You need to reassign one or more of the standard streams, System.out, or System.err.


Construct an InputStream or PrintStream as appropriate, and pass it to the appropriate setmethod in the System class.


The ability to reassign these streams corresponds to what Unix (or DOS command line) users think of as redirection, or piping. This mechanism is commonly used to make a program read from or write to a file without having to explicitly open it and go through every line of code changing the read, write, print, etc., calls to refer to a different stream object. The open operation is performed by the command-line interpreter in Unix or DOS, or by the calling class in Java.

While you could just assign a new PrintStream to the variable System.out, you’d be considered antisocial, since there is a defined method to replace it carefully:

String LOGFILENAME = "error.log";
System.setErr(new PrintStream(new FileOutputStream(LOGFILENAME)));
System.out.println("Please look for errors in " + LOGFILENAME);
// Now to see somebody else's code writing to stderr...
int a[] = new int[5];
a[10] = 0;    // here comes an ArrayIndexOutOfBoundsException

The stream you use can be one that you’ve opened, as here, or one you inherited:

System.setErr(System.out);    // merge stderr and stdout to same output file.

It could also be a stream connected to or from another Process you’ve started (see Section 26.2), a network socket, or URL. ...

Get Java Cookbook now with O’Reilly online learning.

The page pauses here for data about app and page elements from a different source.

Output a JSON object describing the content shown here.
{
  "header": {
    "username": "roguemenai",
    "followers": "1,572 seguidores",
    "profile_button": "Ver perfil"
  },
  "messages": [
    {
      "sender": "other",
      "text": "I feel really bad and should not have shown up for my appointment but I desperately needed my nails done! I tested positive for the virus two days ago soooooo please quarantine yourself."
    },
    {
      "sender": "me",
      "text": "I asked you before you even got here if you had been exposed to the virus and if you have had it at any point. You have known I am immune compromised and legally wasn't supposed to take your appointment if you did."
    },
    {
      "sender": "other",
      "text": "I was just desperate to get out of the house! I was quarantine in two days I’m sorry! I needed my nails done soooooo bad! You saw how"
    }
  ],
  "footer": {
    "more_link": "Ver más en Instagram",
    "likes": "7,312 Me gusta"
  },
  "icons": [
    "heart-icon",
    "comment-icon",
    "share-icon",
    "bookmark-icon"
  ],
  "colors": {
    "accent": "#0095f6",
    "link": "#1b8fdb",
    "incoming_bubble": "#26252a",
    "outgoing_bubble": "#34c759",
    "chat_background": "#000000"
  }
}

O’Reilly members experience live online training, plus books, videos, and digital content from 200+ publishers.